What Happens To An Abandoned Patents?

A patent is a type of legal protection for intellectual property that gives the holder exclusive rights to control an invention’s production, use, and sale for a certain period. In return for these rights, the inventor must provide a detailed description of the invention. The enforcement of patent rights typically falls under private law, requiring the patent holder to take legal action against any infringement. While patents can be a crucial source of competitive advantage in certain industries, their significance may vary in others. 

The process of granting patents, the obligations imposed on patentees, and the extent of exclusive rights granted differ significantly among countries due to national legislation and international agreements. Generally, a patent application must contain one or more claims that define the extent of protection sought. Multiple claims may be included in a patent, each specifying a particular property right.

The World Trade Organization’s (WTO) Trade-Related Aspects of Intellectual Property Rights (TRIPS) Agreement states that inventors should be able to get patents for their inventions in all areas of technology and in all countries that are part of the WTO. To qualify for a patent, the invention must be new, involves a unique and creative step, and be useful in the industry. However, each country might have its own specific rules about what can be patented, even among the countries that are part of the WTO. TRIPS also sets a minimum time of twenty years for how long a patent can be protected.  

What Is An Abandoned Patent? 

This refers to a situation where a patent application is no longer in progress. The applicant has either failed to respond to a communication from the United States Patent and Trademark Office (USPTO) or has deliberately chosen to abandon the application. Typically, before the USPTO grants a patent, the applicant receives various requests for changes or amendments known as office actions. If the applicant does not respond within the specified timeframe, the patent application is considered abandoned.  

Another way a patent can become abandoned is if the applicant chooses not to pay the issuance fee. When the applicant decides not to pay this fee, the patent remains in a state of abandonment – without ever being officially granted by the USPTO. Often, applicants reach a point where they believe investing their time and money into pursuing the patent is not worthwhile. Consequently, they opt not to pay the issuance fee, leading to the abandonment of the patent application without it ever being granted. 

A third scenario leading to an abandoned patent occurs after the USPTO grants the patent. In this case, the patent holder can abandon the patent by failing to pay the mandatory maintenance fees regularly. These fees are necessary to maintain the patent’s active status. Due to the expense involved, inventors often choose to avoid paying maintenance fees when they believe their invention is no longer profitable. As a consequence, the patent is abandoned, and the patent holder loses the ability to enforce their rights under the patent.

Can An Abandoned Patent Be Revived?

To revive an abandoned patent application, the applicant needs to demonstrate that the delay in filing was unintentional. Suppose the applicant was aware that their application was abandoned, and there was a significant delay before taking action. In that case, they must provide evidence to prove that the deferral was indeed unintended. 

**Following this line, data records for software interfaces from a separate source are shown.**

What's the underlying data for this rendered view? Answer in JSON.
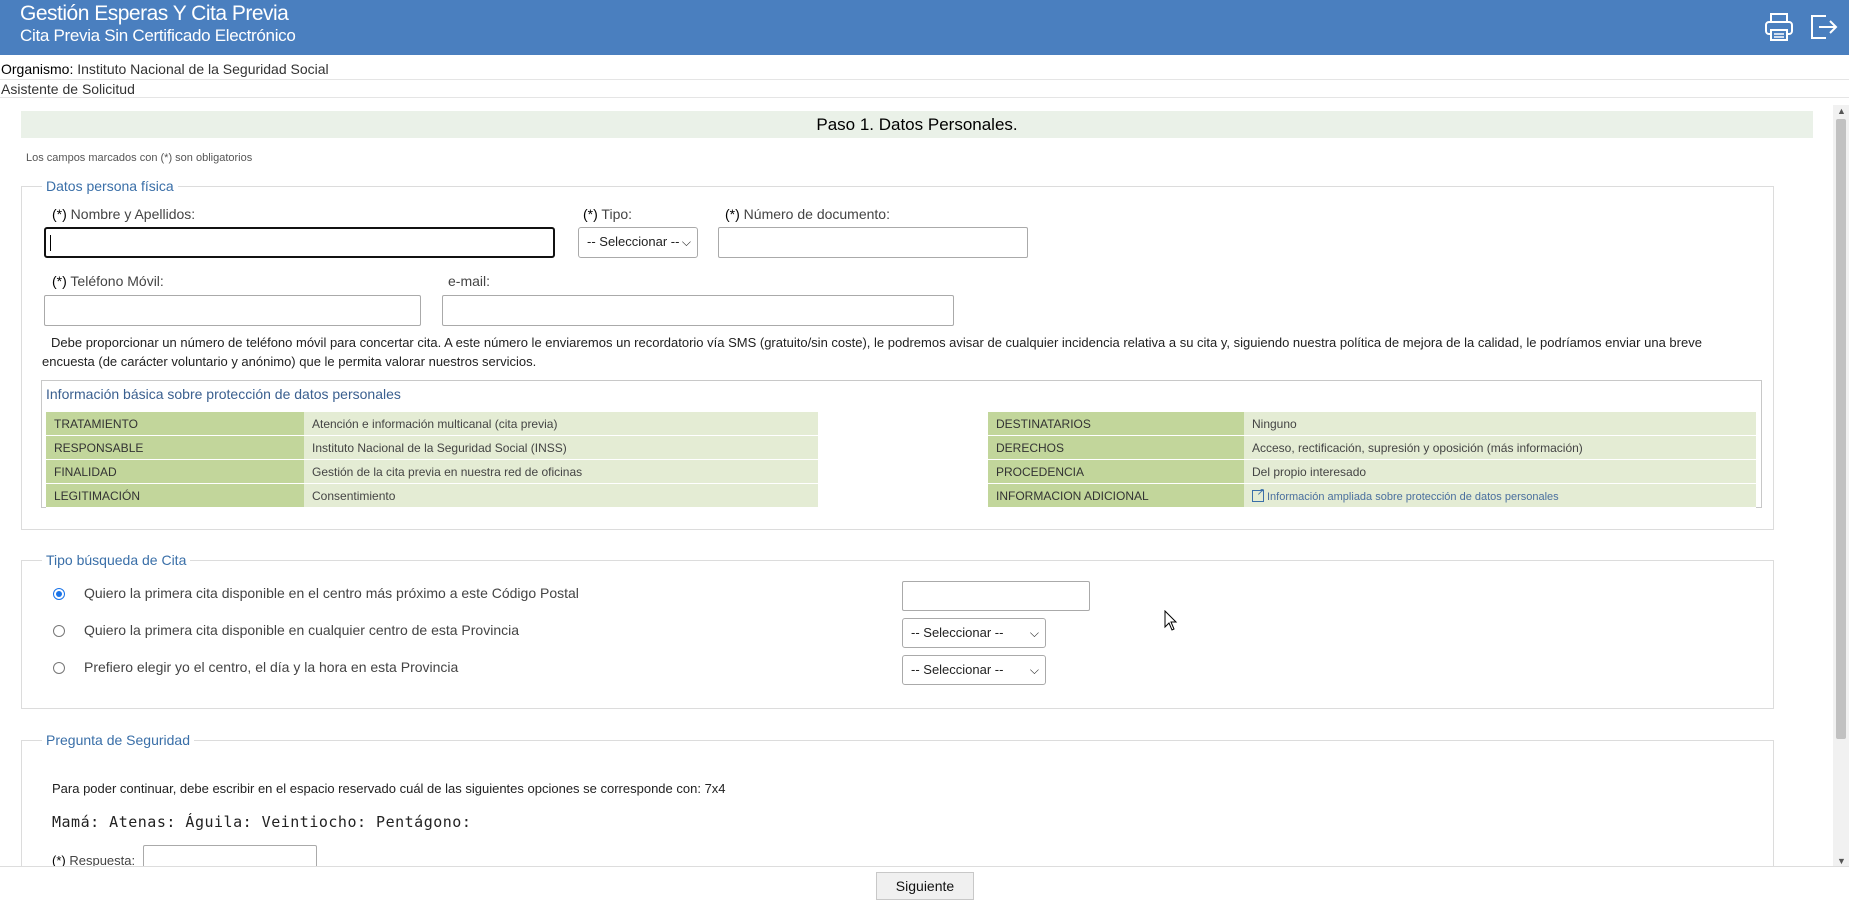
{
  "header": {
    "title": "Gestión Esperas Y Cita Previa",
    "subtitle": "Cita Previa Sin Certificado Electrónico",
    "icons": [
      "printer-icon",
      "logout-icon"
    ]
  },
  "organismo": {
    "label": "Organismo:",
    "value": "Instituto Nacional de la Seguridad Social"
  },
  "asistente": "Asistente de Solicitud",
  "step_title": "Paso 1. Datos Personales.",
  "required_note": "Los campos marcados con (*) son obligatorios",
  "persona": {
    "legend": "Datos persona física",
    "req": "(*)",
    "nombre_label": "Nombre y Apellidos:",
    "nombre_value": "",
    "tipo_label": "Tipo:",
    "tipo_value": "-- Seleccionar --",
    "documento_label": "Número de documento:",
    "documento_value": "",
    "telefono_label": "Teléfono Móvil:",
    "telefono_value": "",
    "email_label": "e-mail:",
    "email_value": "",
    "sms_note": "Debe proporcionar un número de teléfono móvil para concertar cita. A este número le enviaremos un recordatorio vía SMS (gratuito/sin coste), le podremos avisar de cualquier incidencia relativa a su cita y, siguiendo nuestra política de mejora de la calidad, le podríamos enviar una breve encuesta (de carácter voluntario y anónimo) que le permita valorar nuestros servicios."
  },
  "gdpr": {
    "title": "Información básica sobre protección de datos personales",
    "rows": [
      {
        "k1": "TRATAMIENTO",
        "v1": "Atención e información multicanal (cita previa)",
        "k2": "DESTINATARIOS",
        "v2": "Ninguno"
      },
      {
        "k1": "RESPONSABLE",
        "v1": "Instituto Nacional de la Seguridad Social (INSS)",
        "k2": "DERECHOS",
        "v2": "Acceso, rectificación, supresión y oposición (más información)"
      },
      {
        "k1": "FINALIDAD",
        "v1": "Gestión de la cita previa en nuestra red de oficinas",
        "k2": "PROCEDENCIA",
        "v2": "Del propio interesado"
      },
      {
        "k1": "LEGITIMACIÓN",
        "v1": "Consentimiento",
        "k2": "INFORMACION ADICIONAL",
        "v2": "Información ampliada sobre protección de datos personales"
      }
    ]
  },
  "busqueda": {
    "legend": "Tipo búsqueda de Cita",
    "options": [
      {
        "label": "Quiero la primera cita disponible en el centro más próximo a este Código Postal",
        "selected": true,
        "control_value": ""
      },
      {
        "label": "Quiero la primera cita disponible en cualquier centro de esta Provincia",
        "selected": false,
        "control_value": "-- Seleccionar --"
      },
      {
        "label": "Prefiero elegir yo el centro, el día y la hora en esta Provincia",
        "selected": false,
        "control_value": "-- Seleccionar --"
      }
    ]
  },
  "seguridad": {
    "legend": "Pregunta de Seguridad",
    "question": "Para poder continuar, debe escribir en el espacio reservado cuál de las siguientes opciones se corresponde con: 7x4",
    "words": "Mamá: Atenas: Águila: Veintiocho: Pentágono:",
    "respuesta_req": "(*)",
    "respuesta_label": "Respuesta:",
    "respuesta_value": ""
  },
  "footer": {
    "next_label": "Siguiente"
  },
  "colors": {
    "header_bg": "#4a7fbf",
    "legend": "#3a6fa8",
    "gdpr_key": "#c2d69b",
    "gdpr_value": "#e4ecd4",
    "step_bar": "#eaf1e8"
  }
}
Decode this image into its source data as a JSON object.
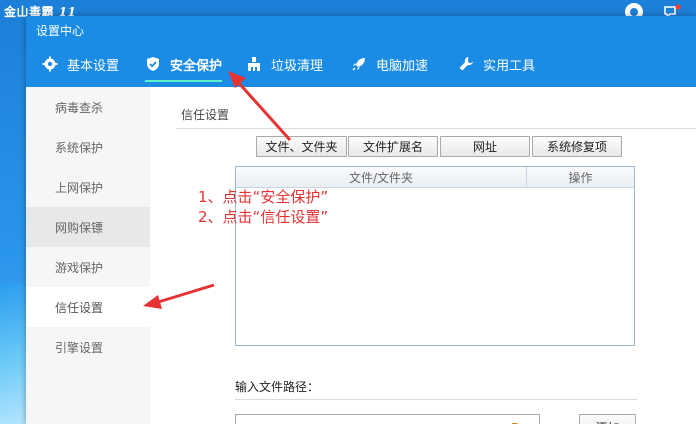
{
  "background_app": {
    "logo_text": "金山毒霸",
    "logo_version": "11"
  },
  "dialog": {
    "title": "设置中心",
    "tabs": [
      {
        "label": "基本设置",
        "icon": "gear-icon"
      },
      {
        "label": "安全保护",
        "icon": "shield-icon",
        "active": true
      },
      {
        "label": "垃圾清理",
        "icon": "broom-icon"
      },
      {
        "label": "电脑加速",
        "icon": "rocket-icon"
      },
      {
        "label": "实用工具",
        "icon": "wrench-icon"
      }
    ],
    "sidebar": [
      {
        "label": "病毒查杀"
      },
      {
        "label": "系统保护"
      },
      {
        "label": "上网保护"
      },
      {
        "label": "网购保镖",
        "state": "hover"
      },
      {
        "label": "游戏保护"
      },
      {
        "label": "信任设置",
        "state": "active"
      },
      {
        "label": "引擎设置"
      }
    ],
    "section_title": "信任设置",
    "filter_buttons": [
      "文件、文件夹",
      "文件扩展名",
      "网址",
      "系统修复项"
    ],
    "table_headers": [
      "文件/文件夹",
      "操作"
    ],
    "path_label": "输入文件路径：",
    "path_value": "",
    "add_button": "添加"
  },
  "annotation": {
    "line1": "1、点击“安全保护”",
    "line2": "2、点击“信任设置”"
  },
  "colors": {
    "header_blue": "#1a8ce6",
    "active_underline": "#5ff0c9",
    "annotation_red": "#e53333"
  }
}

Typically, the USPTO sends a notice of abandonment to applicants to inform them of the situation. If the applicant claims that they never received the notice, it indicates an unintentional delay. However, the timing of the notice is crucial as it determines the promptness required in filing a petition to revive the abandoned patent application. 

Nonetheless, it is important to note that intentionally abandoned applications cannot be revived. Therefore, if someone wishes to revive their patent application, they must ensure they have a valid explanation for the delay based on truthful and legitimate circumstances.

Applicants can revive their patent application by submitting an electronic petition to the USPTO. This involves paying a petition fee and responding to the most recent office action. Alongside the petition and fee, the applicant must include the declaration stating that the delay in responding to the USPTO’s office action was unintentional. If the USPTO finds the reason for the delay satisfactory, the applicant’s patent application will be revived.

Conclusion

Patents are essential for inventors as they secure their rights and allow them to reap the rewards of their creativity and innovation. However, the importance of patents may differ for each inventor as some may choose to abandon theirs — intentionally or not. For those who want to revive their abandoned patent applications, the process can be challenging and requires meeting specific conditions set by the United States Patent and Trademark Office (USPTO). Nonetheless, it is possible to regain the patent and enjoy its benefits again. Moreover, the decision to abandon a patent is not always straightforward and may depend on various factors, such as the cost of maintenance, the competitiveness of the market, or changes in the inventor’s business strategy.

Nevertheless, inventors should carefully consider the potential benefits and drawbacks of obtaining and maintaining a patent to make informed decisions. In the end, the patent system aims to encourage innovation and protect inventors’ rights. It also requires a balance between the inventor’s interests and the public’s access to knowledge and technology.

Exit mobile version